● **ASSIGNMENT**: For each record that follows, restate the text exactly and drop the pictures.
###
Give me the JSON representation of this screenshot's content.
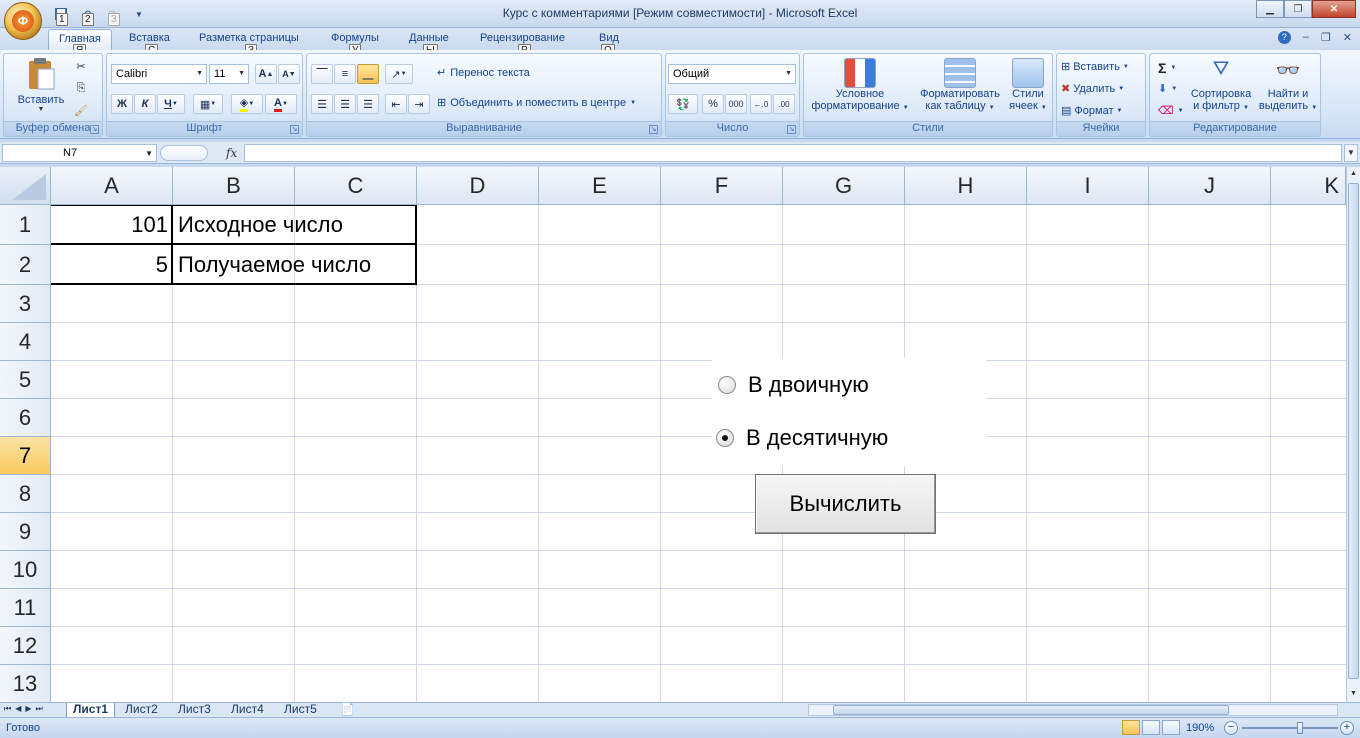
{
  "window": {
    "title": "Курс с комментариями  [Режим совместимости] - Microsoft Excel",
    "office_button_letter": "Ф"
  },
  "quick_access": {
    "keytips": [
      "1",
      "2",
      "3"
    ]
  },
  "ribbon_tabs": [
    {
      "label": "Главная",
      "keytip": "Я",
      "active": true
    },
    {
      "label": "Вставка",
      "keytip": "С"
    },
    {
      "label": "Разметка страницы",
      "keytip": "З"
    },
    {
      "label": "Формулы",
      "keytip": "У"
    },
    {
      "label": "Данные",
      "keytip": "Ы"
    },
    {
      "label": "Рецензирование",
      "keytip": "Р"
    },
    {
      "label": "Вид",
      "keytip": "О"
    }
  ],
  "ribbon": {
    "clipboard": {
      "group_label": "Буфер обмена",
      "paste_label": "Вставить"
    },
    "font": {
      "group_label": "Шрифт",
      "font_name": "Calibri",
      "font_size": "11",
      "bold": "Ж",
      "italic": "К",
      "underline": "Ч"
    },
    "alignment": {
      "group_label": "Выравнивание",
      "wrap_text": "Перенос текста",
      "merge_center": "Объединить и поместить в центре"
    },
    "number": {
      "group_label": "Число",
      "format": "Общий",
      "percent": "%",
      "thousands": "000"
    },
    "styles": {
      "group_label": "Стили",
      "conditional_1": "Условное",
      "conditional_2": "форматирование",
      "format_table_1": "Форматировать",
      "format_table_2": "как таблицу",
      "cell_styles_1": "Стили",
      "cell_styles_2": "ячеек"
    },
    "cells": {
      "group_label": "Ячейки",
      "insert": "Вставить",
      "delete": "Удалить",
      "format": "Формат"
    },
    "editing": {
      "group_label": "Редактирование",
      "sort_1": "Сортировка",
      "sort_2": "и фильтр",
      "find_1": "Найти и",
      "find_2": "выделить"
    }
  },
  "formula_bar": {
    "name_box": "N7",
    "fx": "fx",
    "formula": ""
  },
  "columns": [
    "A",
    "B",
    "C",
    "D",
    "E",
    "F",
    "G",
    "H",
    "I",
    "J",
    "K"
  ],
  "rows": [
    "1",
    "2",
    "3",
    "4",
    "5",
    "6",
    "7",
    "8",
    "9",
    "10",
    "11",
    "12",
    "13"
  ],
  "selected_row": "7",
  "cells": {
    "A1": "101",
    "B1": "Исходное число",
    "A2": "5",
    "B2": "Получаемое число"
  },
  "form_controls": {
    "radio_binary": {
      "label": "В двоичную",
      "checked": false
    },
    "radio_decimal": {
      "label": "В десятичную",
      "checked": true
    },
    "calculate_button": "Вычислить"
  },
  "sheet_tabs": [
    {
      "label": "Лист1",
      "active": true
    },
    {
      "label": "Лист2"
    },
    {
      "label": "Лист3"
    },
    {
      "label": "Лист4"
    },
    {
      "label": "Лист5"
    }
  ],
  "status": {
    "text": "Готово",
    "zoom": "190%"
  }
}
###
● **RESPONSE TO THIS EXERCISE**:
Give me the JSON representation of this screenshot's content.
{
  "window": {
    "title": "Курс с комментариями  [Режим совместимости] - Microsoft Excel",
    "office_button_letter": "Ф"
  },
  "quick_access": {
    "keytips": [
      "1",
      "2",
      "3"
    ]
  },
  "ribbon_tabs": [
    {
      "label": "Главная",
      "keytip": "Я",
      "active": true
    },
    {
      "label": "Вставка",
      "keytip": "С"
    },
    {
      "label": "Разметка страницы",
      "keytip": "З"
    },
    {
      "label": "Формулы",
      "keytip": "У"
    },
    {
      "label": "Данные",
      "keytip": "Ы"
    },
    {
      "label": "Рецензирование",
      "keytip": "Р"
    },
    {
      "label": "Вид",
      "keytip": "О"
    }
  ],
  "ribbon": {
    "clipboard": {
      "group_label": "Буфер обмена",
      "paste_label": "Вставить"
    },
    "font": {
      "group_label": "Шрифт",
      "font_name": "Calibri",
      "font_size": "11",
      "bold": "Ж",
      "italic": "К",
      "underline": "Ч"
    },
    "alignment": {
      "group_label": "Выравнивание",
      "wrap_text": "Перенос текста",
      "merge_center": "Объединить и поместить в центре"
    },
    "number": {
      "group_label": "Число",
      "format": "Общий",
      "percent": "%",
      "thousands": "000"
    },
    "styles": {
      "group_label": "Стили",
      "conditional_1": "Условное",
      "conditional_2": "форматирование",
      "format_table_1": "Форматировать",
      "format_table_2": "как таблицу",
      "cell_styles_1": "Стили",
      "cell_styles_2": "ячеек"
    },
    "cells": {
      "group_label": "Ячейки",
      "insert": "Вставить",
      "delete": "Удалить",
      "format": "Формат"
    },
    "editing": {
      "group_label": "Редактирование",
      "sort_1": "Сортировка",
      "sort_2": "и фильтр",
      "find_1": "Найти и",
      "find_2": "выделить"
    }
  },
  "formula_bar": {
    "name_box": "N7",
    "fx": "fx",
    "formula": ""
  },
  "columns": [
    "A",
    "B",
    "C",
    "D",
    "E",
    "F",
    "G",
    "H",
    "I",
    "J",
    "K"
  ],
  "rows": [
    "1",
    "2",
    "3",
    "4",
    "5",
    "6",
    "7",
    "8",
    "9",
    "10",
    "11",
    "12",
    "13"
  ],
  "selected_row": "7",
  "cells": {
    "A1": "101",
    "B1": "Исходное число",
    "A2": "5",
    "B2": "Получаемое число"
  },
  "form_controls": {
    "radio_binary": {
      "label": "В двоичную",
      "checked": false
    },
    "radio_decimal": {
      "label": "В десятичную",
      "checked": true
    },
    "calculate_button": "Вычислить"
  },
  "sheet_tabs": [
    {
      "label": "Лист1",
      "active": true
    },
    {
      "label": "Лист2"
    },
    {
      "label": "Лист3"
    },
    {
      "label": "Лист4"
    },
    {
      "label": "Лист5"
    }
  ],
  "status": {
    "text": "Готово",
    "zoom": "190%"
  }
}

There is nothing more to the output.